#### [TASK DIRECTIONS]
No pictures are to be included when the entries below are reproduced exactly.

#### [SUPPLIED INFORMATION]
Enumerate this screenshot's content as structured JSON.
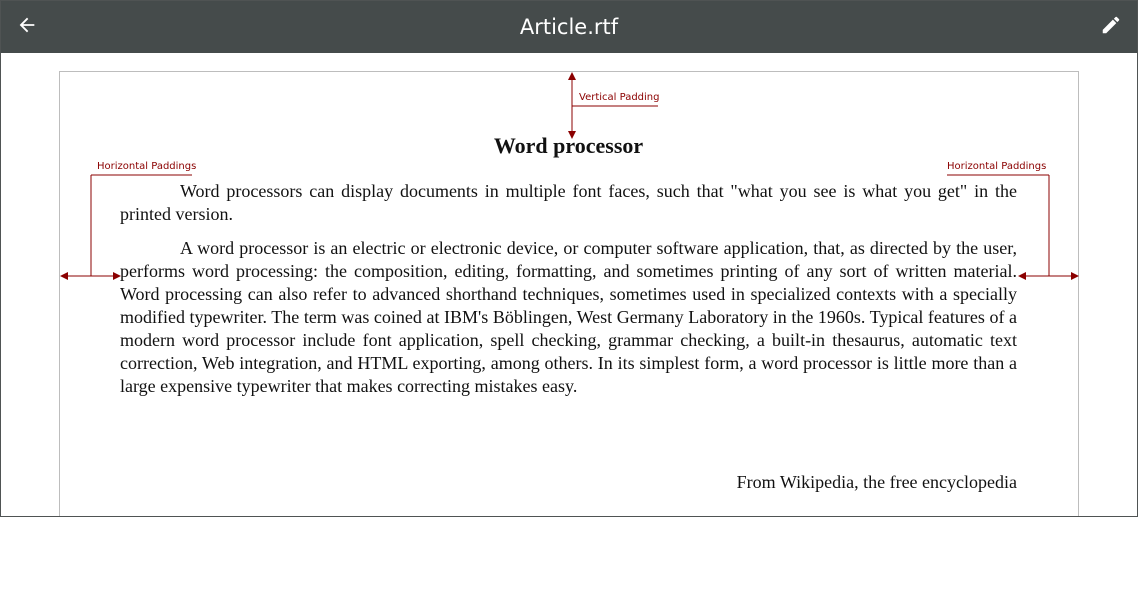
{
  "titlebar": {
    "title": "Article.rtf",
    "back_icon": "back-arrow-icon",
    "edit_icon": "pencil-icon"
  },
  "document": {
    "heading": "Word processor",
    "paragraphs": [
      "Word processors can display documents in multiple font faces, such that \"what you see is what you get\" in the printed version.",
      "A word processor is an electric or electronic device, or computer software application, that, as directed by the user, performs word processing: the composition, editing, formatting, and sometimes printing of any sort of written material. Word processing can also refer to advanced shorthand techniques, sometimes used in specialized contexts with a specially modified typewriter. The term was coined at IBM's Böblingen, West Germany Laboratory in the 1960s. Typical features of a modern word processor include font application, spell checking, grammar checking, a built-in thesaurus, automatic text correction, Web integration, and HTML exporting, among others. In its simplest form, a word processor is little more than a large expensive typewriter that makes correcting mistakes easy."
    ],
    "source": "From Wikipedia, the free encyclopedia"
  },
  "annotations": {
    "vertical_padding_label": "Vertical Padding",
    "horizontal_paddings_left_label": "Horizontal Paddings",
    "horizontal_paddings_right_label": "Horizontal Paddings"
  },
  "colors": {
    "titlebar_bg": "#454b4b",
    "annotation": "#8b0000",
    "page_border": "#bdbdbd"
  }
}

#### [WRITTEN REPLY]
Enumerate this screenshot's content as structured JSON.
{
  "titlebar": {
    "title": "Article.rtf",
    "back_icon": "back-arrow-icon",
    "edit_icon": "pencil-icon"
  },
  "document": {
    "heading": "Word processor",
    "paragraphs": [
      "Word processors can display documents in multiple font faces, such that \"what you see is what you get\" in the printed version.",
      "A word processor is an electric or electronic device, or computer software application, that, as directed by the user, performs word processing: the composition, editing, formatting, and sometimes printing of any sort of written material. Word processing can also refer to advanced shorthand techniques, sometimes used in specialized contexts with a specially modified typewriter. The term was coined at IBM's Böblingen, West Germany Laboratory in the 1960s. Typical features of a modern word processor include font application, spell checking, grammar checking, a built-in thesaurus, automatic text correction, Web integration, and HTML exporting, among others. In its simplest form, a word processor is little more than a large expensive typewriter that makes correcting mistakes easy."
    ],
    "source": "From Wikipedia, the free encyclopedia"
  },
  "annotations": {
    "vertical_padding_label": "Vertical Padding",
    "horizontal_paddings_left_label": "Horizontal Paddings",
    "horizontal_paddings_right_label": "Horizontal Paddings"
  },
  "colors": {
    "titlebar_bg": "#454b4b",
    "annotation": "#8b0000",
    "page_border": "#bdbdbd"
  }
}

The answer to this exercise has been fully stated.